▶ DIRECTIONS:
Filter the records for "your" and keep each line that has it.

▶ THE RECORDS:
-=-=-=-=-

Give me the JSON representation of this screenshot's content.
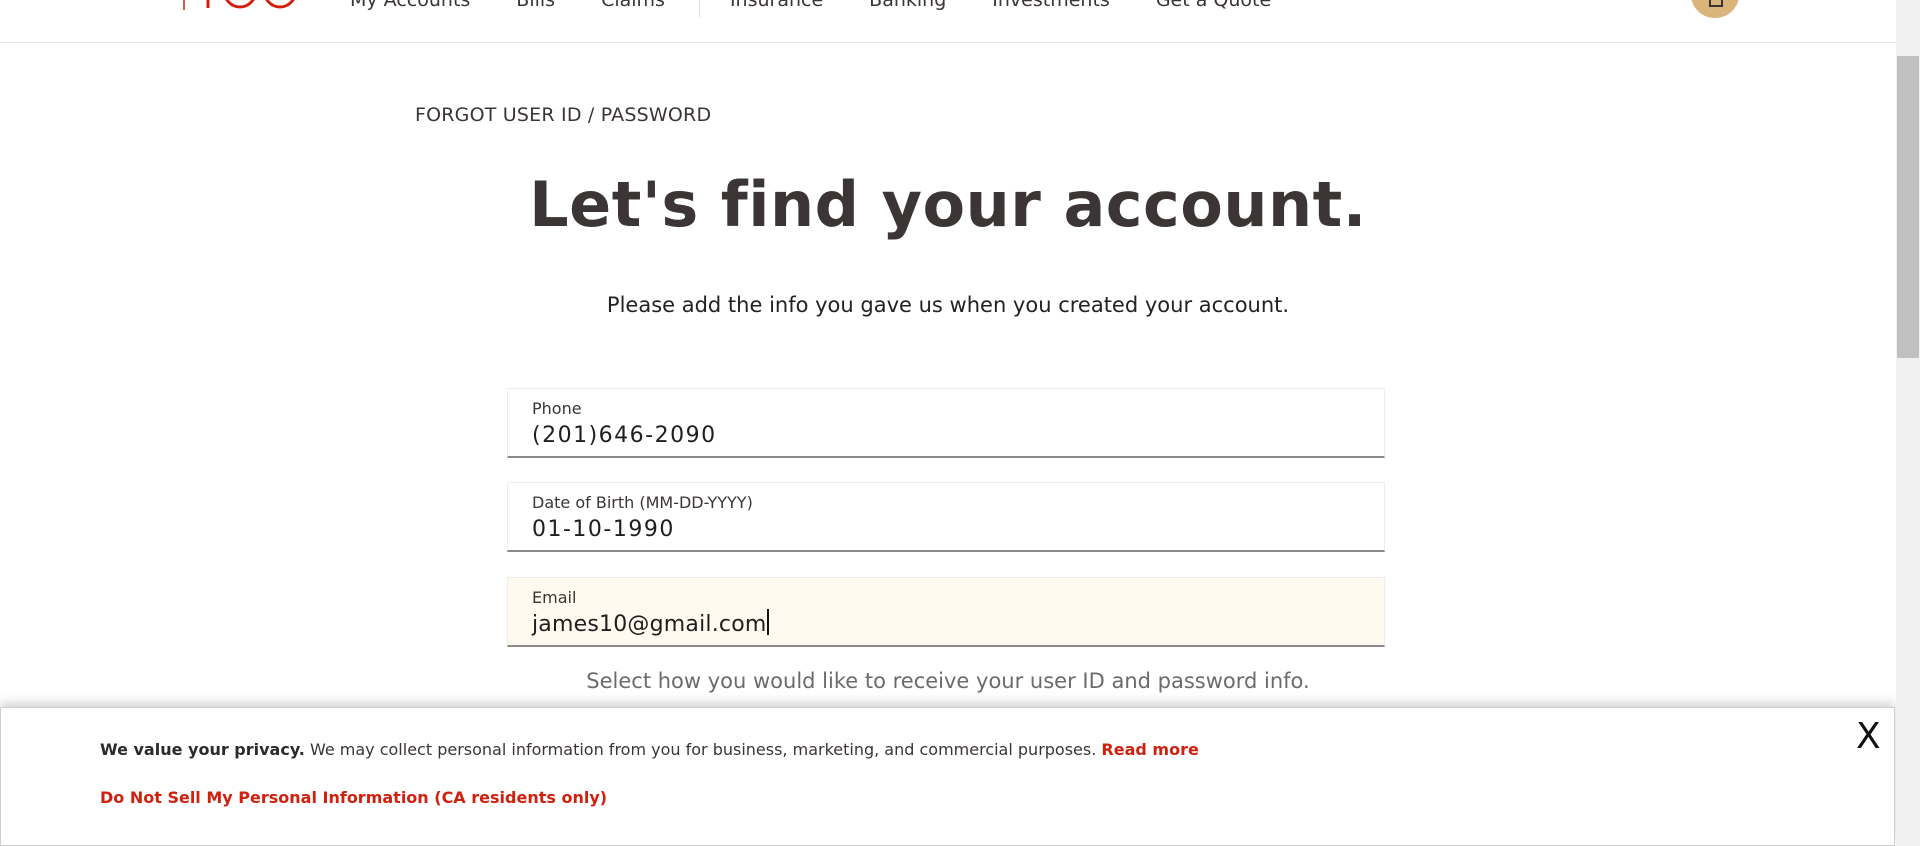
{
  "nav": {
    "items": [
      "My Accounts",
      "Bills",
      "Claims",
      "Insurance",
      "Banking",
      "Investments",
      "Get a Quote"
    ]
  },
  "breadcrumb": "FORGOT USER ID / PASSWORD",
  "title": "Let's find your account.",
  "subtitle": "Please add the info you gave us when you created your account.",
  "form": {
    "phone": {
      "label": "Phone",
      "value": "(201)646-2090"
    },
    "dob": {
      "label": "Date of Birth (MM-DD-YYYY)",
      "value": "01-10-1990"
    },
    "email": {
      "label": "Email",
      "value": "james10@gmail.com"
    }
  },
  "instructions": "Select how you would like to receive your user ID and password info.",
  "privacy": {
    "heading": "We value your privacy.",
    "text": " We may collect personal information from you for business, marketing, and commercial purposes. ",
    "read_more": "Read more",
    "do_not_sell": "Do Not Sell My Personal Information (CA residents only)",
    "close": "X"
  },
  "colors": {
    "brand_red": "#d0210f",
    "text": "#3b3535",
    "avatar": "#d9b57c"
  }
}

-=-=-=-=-

▶ FINISHED EXERCISE:
  "title": "Let's find your account.",
  "subtitle": "Please add the info you gave us when you created your account.",
  "instructions": "Select how you would like to receive your user ID and password info.",
    "heading": "We value your privacy.",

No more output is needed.